Members of the Marcellus Shale Awareness group filed a petition with more than 2,400 names to amend the Home Rule Charter, to include a bill of rights and incorporate a ban on gas drilling within township boundaries.
Pozonsky said he hopes to have the ruling in time for any appeals that may result from his decision. According to Washington County Solicitor Mary Lynn Drewitz, the county elections office would like the decision before Oct. 12.
Drewitz, who appeared at the hearing on Wednesday morning, told Pozonsky that the “drop dead date” for a decision is Oct. 17.
She told the judge that printing has begun for all general election ballots, but the Peters Township ballots are on hold, pending the outcome of the hearing.
Several dozen observers were in the courtroom as Peters Township Solicitor William Johnson argued that the placing of the question on the ballot would be illegal, and would subject the township to lawsuits from individuals and gas companies. He also pleaded that it would be a violation of the Pennsylvania Oil and Gas Act, as well as causing the township’s drilling ordinance to be nullified.
Arguing for the Marcellus Shale Awareness group was Jules Lobel, an attorney from the University of Pittsburgh, who is working pro-bono for the group.
He disagreed with the township’s position, stating that the courts do not have jurisdiction in pre-election matters.
Lobel stated that currently there is no drilling and are no drilling permits issued in the township, and that placing the question on the ballot would not cause any harm.
“If the referendum passes, the council has remedies,” Lobel stated.
Both attorneys cited court decisions on ballot questions in Mt. Lebanon and Deer Creek that were eventually struck down. Lobel argued they did not apply to the proposed question in Peters Township.
“The threshold question is, 'What is the harm to place the question on the ballot?'" he said.
Pozonsky asked the two sides and said he intends to review both sides of the argument to make his ruling.
“I think it's speculative to assume that there will be lawsuits if this issue is passed,” Lobel said, post-hearing. “Everybody expected lawsuits in Pittsburgh, and it hasn’t happened.

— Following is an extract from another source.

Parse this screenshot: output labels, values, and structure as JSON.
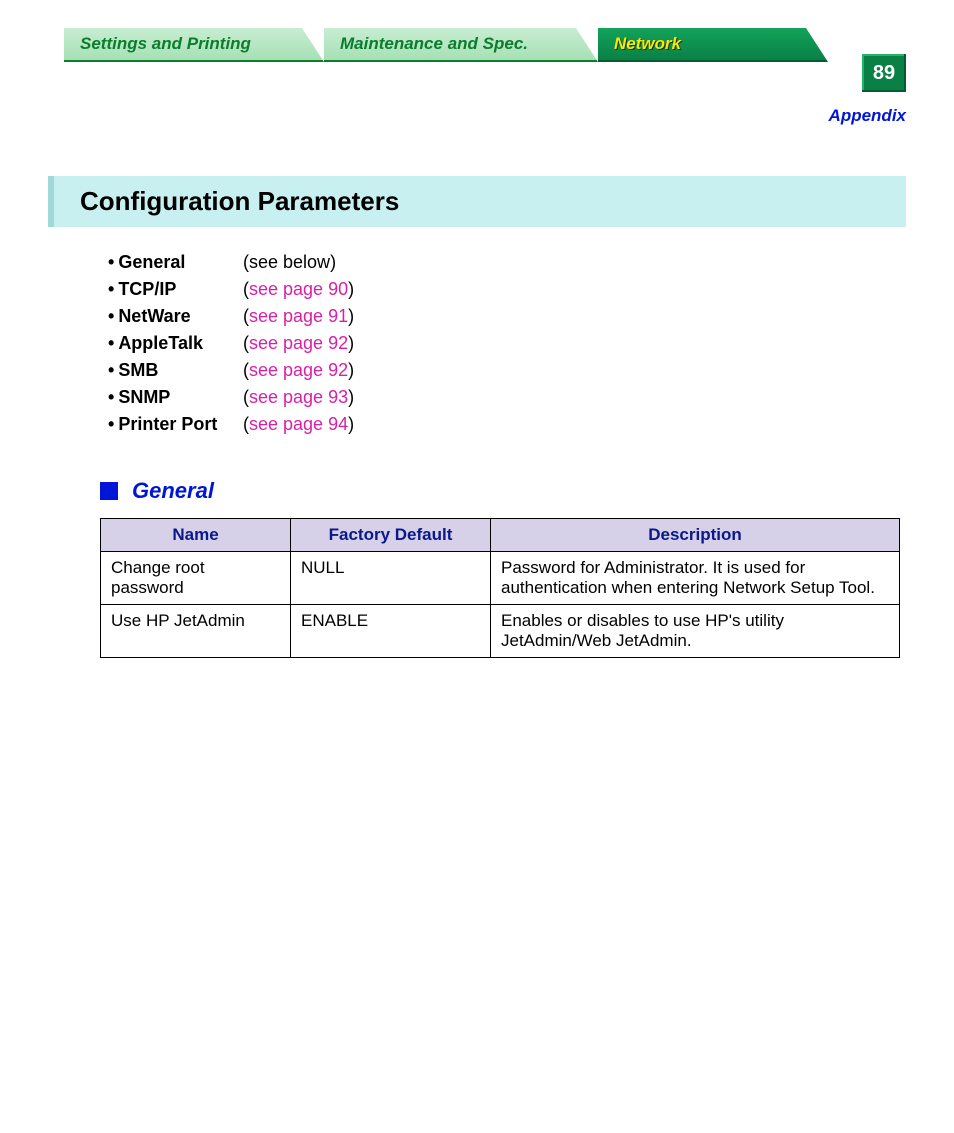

If it does happen, we’ll be prepared to defend it.”
Lobel said he believes there is no harm of placing the question on the ballot for voters to decide.
“Not only is there no harm for that, it’s a basic democratic principle,” he said. “The only way for it to be dropped is if there is an actual pending injury, and there is not.”

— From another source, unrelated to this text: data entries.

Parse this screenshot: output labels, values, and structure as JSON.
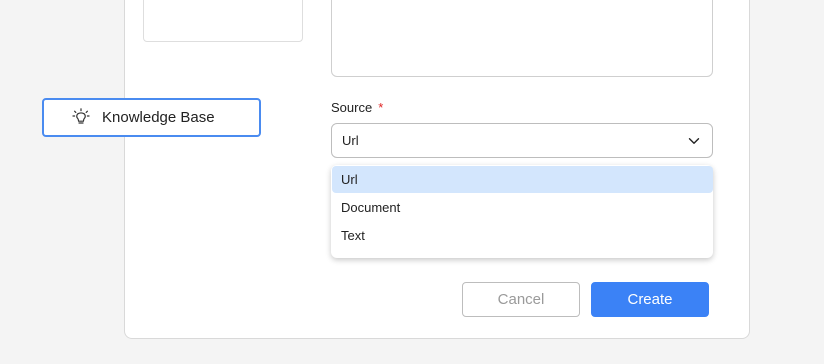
{
  "knowledge_chip": {
    "label": "Knowledge Base",
    "icon": "lightbulb-icon"
  },
  "form": {
    "description_value": "",
    "source": {
      "label": "Source",
      "required_mark": "*",
      "selected": "Url",
      "chevron_icon": "chevron-down-icon",
      "options": [
        "Url",
        "Document",
        "Text"
      ]
    }
  },
  "buttons": {
    "cancel": "Cancel",
    "create": "Create"
  },
  "colors": {
    "accent": "#3b82f6",
    "chip_border": "#4a8bf0",
    "selected_option_bg": "#d3e6fd",
    "required": "#e02424"
  }
}
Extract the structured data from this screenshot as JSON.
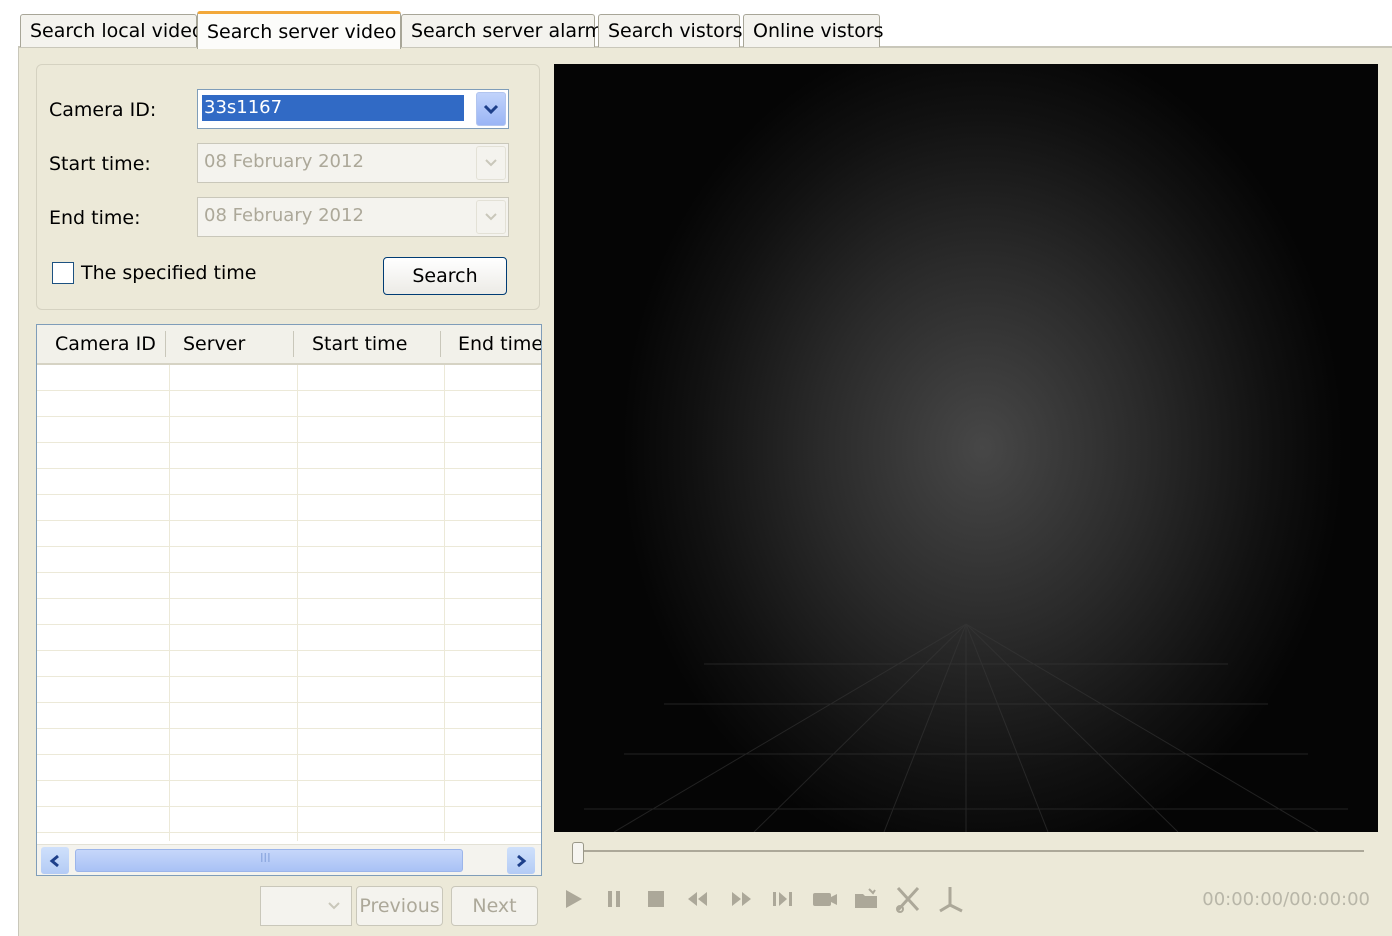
{
  "tabs": [
    {
      "label": "Search local video",
      "active": false
    },
    {
      "label": "Search server video",
      "active": true
    },
    {
      "label": "Search server alarm",
      "active": false
    },
    {
      "label": "Search vistors",
      "active": false
    },
    {
      "label": "Online vistors",
      "active": false
    }
  ],
  "search": {
    "camera_id_label": "Camera ID:",
    "camera_id_value": "33s1167",
    "start_time_label": "Start time:",
    "start_time_value": "08  February  2012",
    "end_time_label": "End time:",
    "end_time_value": "08  February  2012",
    "specified_time_label": "The specified time",
    "specified_time_checked": false,
    "search_button": "Search"
  },
  "results": {
    "columns": [
      "Camera ID",
      "Server",
      "Start time",
      "End time"
    ],
    "rows": [],
    "scroll_thumb_label": "III"
  },
  "paging": {
    "previous": "Previous",
    "next": "Next",
    "page_value": ""
  },
  "player": {
    "timecode": "00:00:00/00:00:00",
    "controls": [
      "play-icon",
      "pause-icon",
      "stop-icon",
      "rewind-icon",
      "fast-forward-icon",
      "step-forward-icon",
      "record-icon",
      "folder-icon",
      "clip-start-icon",
      "clip-end-icon"
    ]
  },
  "colors": {
    "active_tab_accent": "#f2a83a",
    "selection": "#316ac5",
    "panel": "#ece9d8"
  }
}
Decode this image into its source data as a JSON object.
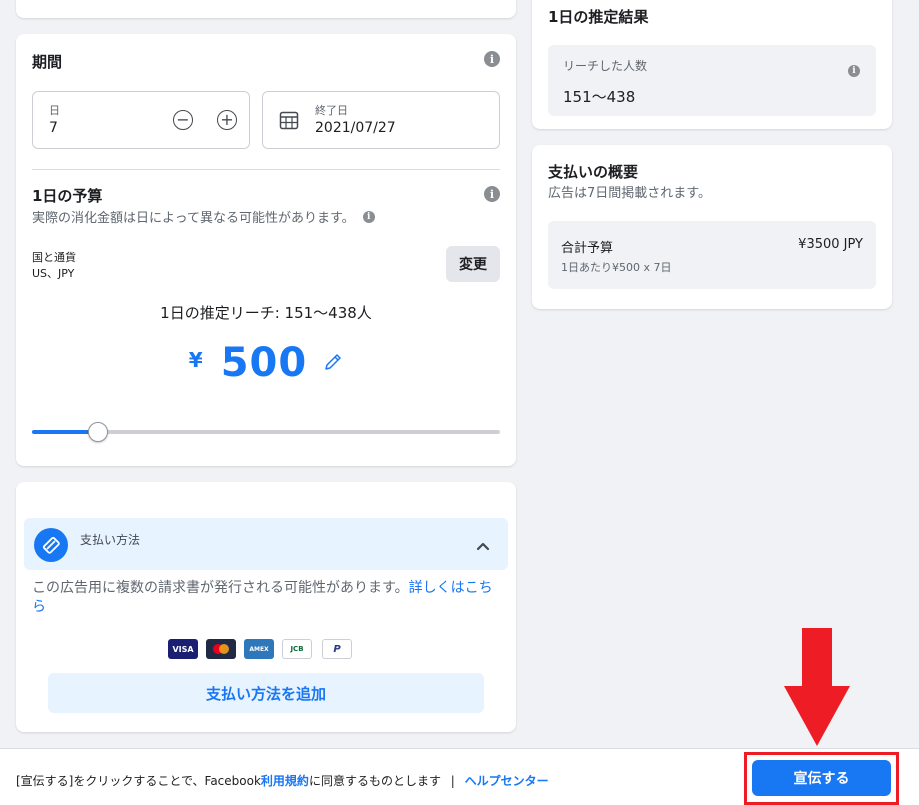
{
  "period": {
    "title": "期間",
    "days_label": "日",
    "days_value": "7",
    "minus_label": "−",
    "plus_label": "+",
    "end_label": "終了日",
    "end_value": "2021/07/27"
  },
  "budget": {
    "title": "1日の予算",
    "note": "実際の消化金額は日によって異なる可能性があります。",
    "country_label": "国と通貨",
    "country_value": "US、JPY",
    "change_button": "変更",
    "reach_text": "1日の推定リーチ: 151〜438人",
    "currency_symbol": "¥",
    "amount": "500",
    "slider_fraction": 0.14
  },
  "payment": {
    "method_label": "支払い方法",
    "notice": "この広告用に複数の請求書が発行される可能性があります。",
    "learn_more": "詳しくはこちら",
    "cards": [
      "VISA",
      "MC",
      "AMEX",
      "JCB",
      "P"
    ],
    "add_button": "支払い方法を追加"
  },
  "estimate": {
    "title": "1日の推定結果",
    "reach_label": "リーチした人数",
    "reach_value": "151〜438"
  },
  "summary": {
    "title": "支払いの概要",
    "subtitle": "広告は7日間掲載されます。",
    "total_label": "合計予算",
    "total_value": "¥3500 JPY",
    "breakdown": "1日あたり¥500 x 7日"
  },
  "footer": {
    "agree_prefix": "[宣伝する]をクリックすることで、Facebook",
    "terms_link": "利用規約",
    "agree_suffix": "に同意するものとします",
    "separator": "|",
    "help_link": "ヘルプセンター",
    "promote_button": "宣伝する"
  },
  "colors": {
    "accent": "#1877f2",
    "highlight": "#ee1c25"
  }
}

Lobel said the question is constitutional because it allows voters to have the right to clean water.
“It’s the citizens’ attempt to enforce their basic constitutional right to clean water," he said. "This drilling is going to destroy that right in Peters Township."
Johnson reiterated his position of the question itself placing the township in a dangerous position.
“If this is passed on the ballot it would place the township in immediate violation of the Oil and Gas Act, the Municipalities Planning Code and various Supreme Court decisions that allow for the extraction of oil and gas,” he said.
“We’re not here advocating for the gas industry, but we believe that we’ve adopted reasonable regulations within the parameters we are allowed. The effect of what’s been proposed in the charter amendment would be to repeal those and place the township in an immediately vulnerable position.”
Johnson said he understands Pozonsky's question of what harm would result from placing the question on the ballot.
“I understand his position, and it is an issue that the court has to address—there is a significant jurisdictional issue here," he said.
“But we think there is a cloud placed over the township by this being on the ballot, and if passed would place the township in an immediately illegal position. For that reason we think the court should grant the injunction.”
Pozonsky told Johnson and Lobel to have any other arguments and materials presented to him by Monday, and that he intends to make a ruling on the case by the end of next week.
“I don’t intend to delay on making a decision,” he said.
Stay tuned to Peters Patch for working details.